Jewell v. Aaron’s, Inc. is a wage and hour (overtime) case pending in federal court in the Northern District of Georgia. In these types of cases, an employee (on behalf of himself or herself, and seeking to represent a similarly situated group of other employees) primarily alleges that more than 40 hours were worked in a workweek, yet overtime compensation was not paid for those hours in excess of 40. One of the claims in Jewell is that the company automatically deducted 30 minutes from employees’ pay for a meal period, even though the employees did not always take the meal break.

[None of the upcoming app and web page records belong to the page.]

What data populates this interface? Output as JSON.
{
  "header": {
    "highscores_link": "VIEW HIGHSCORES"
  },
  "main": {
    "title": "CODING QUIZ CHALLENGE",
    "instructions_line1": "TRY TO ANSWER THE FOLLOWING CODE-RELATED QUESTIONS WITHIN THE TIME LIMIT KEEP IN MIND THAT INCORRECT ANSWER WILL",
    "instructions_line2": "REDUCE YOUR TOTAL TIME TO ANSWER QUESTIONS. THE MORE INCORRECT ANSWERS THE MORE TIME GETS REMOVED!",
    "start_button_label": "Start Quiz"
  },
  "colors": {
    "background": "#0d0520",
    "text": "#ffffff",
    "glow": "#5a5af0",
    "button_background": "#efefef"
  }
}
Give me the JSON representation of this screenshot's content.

The company argued that employees did take lunch breaks, and sought to develop proof of that by seeking discovery of postings that all plaintiffs made to various social media web sites during work hours (to show that employees were taking breaks when they made the posts). The company’s ability to defend these claims was particularly critical, since 1,700 individuals “opted in” to join the lawsuit, with 87 of them randomly selected to participate in whatever discovery would ultimately be permitted by the court.

Plaintiffs objected to the social media discovery requests as “unduly burdensome,” and estimated that searching each of the requested web sites and comparing the posts with each employee’s work schedules “could require anywhere from 1,323 hours to 26,462 hours, depending on the number of daily posts made by each opt-in plaintiff.”

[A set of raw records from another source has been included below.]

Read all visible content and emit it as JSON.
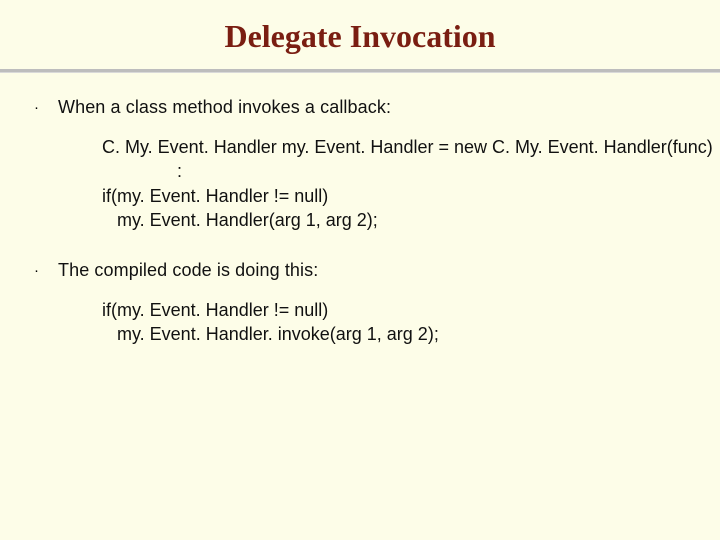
{
  "title": "Delegate Invocation",
  "bullets": [
    {
      "text": "When a class method invokes a callback:"
    },
    {
      "text": "The compiled code is doing this:"
    }
  ],
  "code_blocks": [
    "C. My. Event. Handler my. Event. Handler = new C. My. Event. Handler(func)\n               :\nif(my. Event. Handler != null)\n   my. Event. Handler(arg 1, arg 2);",
    "if(my. Event. Handler != null)\n   my. Event. Handler. invoke(arg 1, arg 2);"
  ],
  "bullet_glyph": "·"
}
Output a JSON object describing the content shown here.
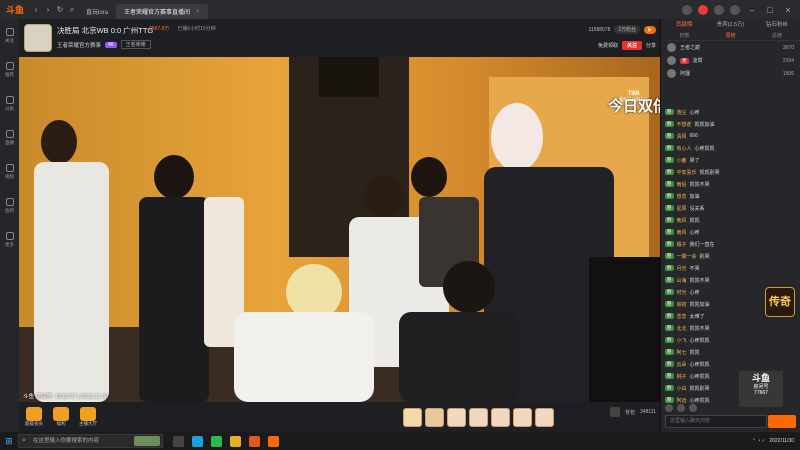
{
  "titlebar": {
    "logo": "斗鱼",
    "tabs": [
      {
        "label": "直玩lora",
        "active": false
      },
      {
        "label": "王者荣耀官方赛事直播间",
        "active": true
      }
    ]
  },
  "sidebar": {
    "items": [
      {
        "label": "关注",
        "icon": "heart-icon"
      },
      {
        "label": "推荐",
        "icon": "thumb-icon"
      },
      {
        "label": "分类",
        "icon": "grid-icon"
      },
      {
        "label": "直播",
        "icon": "tv-icon"
      },
      {
        "label": "视频",
        "icon": "play-icon"
      },
      {
        "label": "鱼吧",
        "icon": "chat-icon"
      },
      {
        "label": "更多",
        "icon": "more-icon"
      }
    ]
  },
  "header": {
    "title": "决胜局 北京WB 0:0 广州TTG",
    "meta": [
      "2597.8万",
      "已播6小时15分钟"
    ],
    "anchor_name": "王者荣耀官方赛事",
    "level": "46",
    "category": "王者荣耀",
    "room_num": "11588078",
    "fans": "2万粉丝",
    "follow_label": "免费领取",
    "subscribe_label": "关注",
    "share_label": "分享"
  },
  "video": {
    "brand_top": "TiMi",
    "brand_bottom": "ESPORTS",
    "overlay": "今日双倍",
    "room_id": "斗鱼 房间号: 1863767 | 2022.11.30"
  },
  "bottombar": {
    "left_items": [
      "超级会员",
      "福利",
      "主播大厅"
    ],
    "counter": "348111",
    "backpack": "背包"
  },
  "rpanel": {
    "tabs": [
      "贡献榜",
      "贵宾(2.5万)",
      "钻石粉丝"
    ],
    "subtabs": [
      "日榜",
      "周榜",
      "总榜"
    ],
    "ranks": [
      {
        "name": "王者之巅",
        "score": "3670"
      },
      {
        "name": "凌霄",
        "score": "2104"
      },
      {
        "name": "阿狸",
        "score": "1506"
      }
    ],
    "chat": [
      {
        "name": "落尘",
        "text": "心疼"
      },
      {
        "name": "不想走",
        "text": "凯凯加油"
      },
      {
        "name": "清风",
        "text": "666"
      },
      {
        "name": "有心人",
        "text": "心疼凯凯"
      },
      {
        "name": "小鹿",
        "text": "哭了"
      },
      {
        "name": "平安喜乐",
        "text": "凯凯别哭"
      },
      {
        "name": "雨后",
        "text": "凯凯不哭"
      },
      {
        "name": "想念",
        "text": "加油"
      },
      {
        "name": "星辰",
        "text": "没关系"
      },
      {
        "name": "晚风",
        "text": "凯凯"
      },
      {
        "name": "南风",
        "text": "心疼"
      },
      {
        "name": "橘子",
        "text": "我们一直在"
      },
      {
        "name": "一期一会",
        "text": "别哭"
      },
      {
        "name": "月光",
        "text": "不哭"
      },
      {
        "name": "山海",
        "text": "凯凯不哭"
      },
      {
        "name": "时光",
        "text": "心疼"
      },
      {
        "name": "如初",
        "text": "凯凯加油"
      },
      {
        "name": "念念",
        "text": "太难了"
      },
      {
        "name": "北北",
        "text": "凯凯不哭"
      },
      {
        "name": "小飞",
        "text": "心疼凯凯"
      },
      {
        "name": "阿七",
        "text": "凯凯"
      },
      {
        "name": "云朵",
        "text": "心疼凯凯"
      },
      {
        "name": "桃子",
        "text": "心疼凯凯"
      },
      {
        "name": "小白",
        "text": "凯凯别哭"
      },
      {
        "name": "阿远",
        "text": "心疼凯凯"
      }
    ],
    "input_placeholder": "这里输入聊天内容",
    "promo": "传奇",
    "watermark": {
      "logo": "斗鱼",
      "label": "房间号",
      "id": "77667"
    }
  },
  "taskbar": {
    "search_placeholder": "在这里输入你要搜索的内容",
    "time": "",
    "date": "2022/11/30"
  }
}
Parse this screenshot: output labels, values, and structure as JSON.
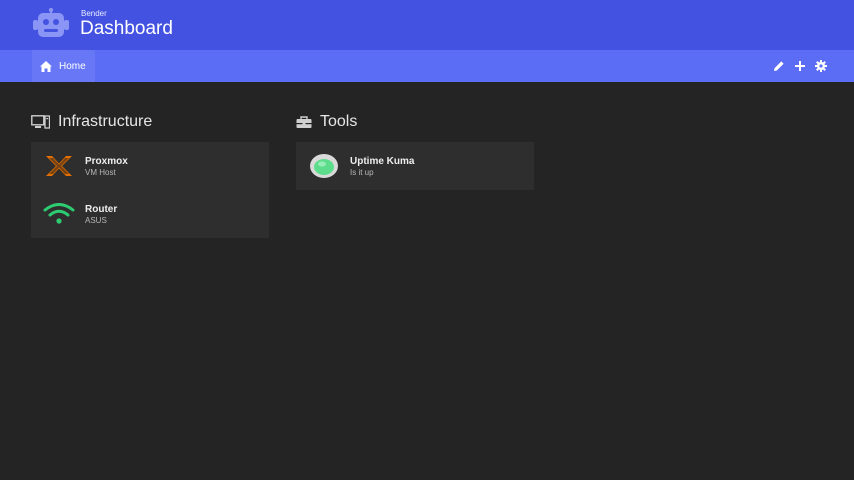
{
  "header": {
    "subtitle": "Bender",
    "title": "Dashboard",
    "logo_icon": "robot-icon",
    "background": "#4352e0"
  },
  "nav": {
    "home_label": "Home",
    "home_icon": "home-icon",
    "actions": [
      "edit-icon",
      "add-icon",
      "gear-icon"
    ],
    "background": "#5b6cf5"
  },
  "groups": [
    {
      "title": "Infrastructure",
      "icon": "server-icon",
      "items": [
        {
          "name": "Proxmox",
          "description": "VM Host",
          "icon": "proxmox-icon",
          "color": "#e57000"
        },
        {
          "name": "Router",
          "description": "ASUS",
          "icon": "wifi-icon",
          "color": "#2ecc71"
        }
      ]
    },
    {
      "title": "Tools",
      "icon": "toolbox-icon",
      "items": [
        {
          "name": "Uptime Kuma",
          "description": "Is it up",
          "icon": "uptime-kuma-icon",
          "color": "#5cdd8b"
        }
      ]
    }
  ]
}
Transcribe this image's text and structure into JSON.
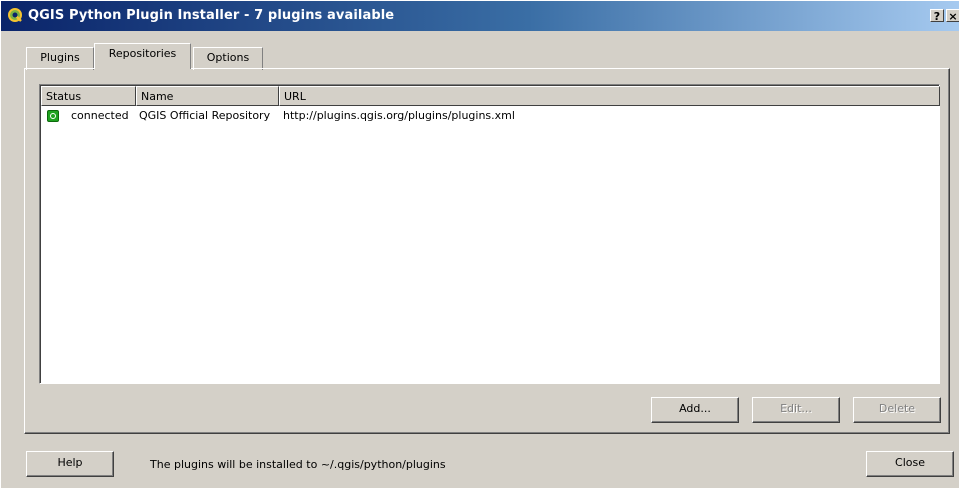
{
  "window": {
    "title": "QGIS Python Plugin Installer - 7 plugins available",
    "help_glyph": "?",
    "close_glyph": "×",
    "icon": "qgis-logo-icon"
  },
  "tabs": [
    {
      "label": "Plugins",
      "active": false
    },
    {
      "label": "Repositories",
      "active": true
    },
    {
      "label": "Options",
      "active": false
    }
  ],
  "table": {
    "columns": [
      "Status",
      "Name",
      "URL"
    ],
    "rows": [
      {
        "status_icon": "connected-icon",
        "status": "connected",
        "name": "QGIS Official Repository",
        "url": "http://plugins.qgis.org/plugins/plugins.xml"
      }
    ]
  },
  "panel_buttons": {
    "add": "Add...",
    "edit": "Edit...",
    "delete": "Delete"
  },
  "footer": {
    "help": "Help",
    "message": "The plugins will be installed to ~/.qgis/python/plugins",
    "close": "Close"
  },
  "colors": {
    "titlebar_start": "#0a246a",
    "titlebar_end": "#a6caf0",
    "face": "#d4d0c8",
    "status_connected": "#1fa31f"
  }
}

On July 19, 2013, the court denied the company’s request for the discovery. Recognizing that content from social media sites “may be subject to discovery,” the court found that the company’s identified benefit did not outweigh the burden. Indeed, the court’s rationale is consistent with denials in other cases we have highlighted in this blog, in that the company was found not to have made a sufficient showing (beyond speculation) that “the broad nature of material it seeks is reasonably calculated to lead to the discovery of admissible evidence.”

In other words, the court found that the burden on plaintiffs was outweighed by the company’s desire to get relevant information, when that desire was expressed only as a possibility or hope that relevant information may be found.

Employer Take Away: What should you as an employer take away from this development?   

When thinking about whether and when to seek social media-related discovery in your next lawsuit, consider two points:

            1.         Take as much discovery as you can through other means before seeking discovery of social media sites.

            2.         To reduce the likelihood that your ultimate request appears to be a fishing expedition, base your request for discovery of social media sites on a showing that the posts will lead to evidence directly tied to the prosecution or defense of the particular claims in your case.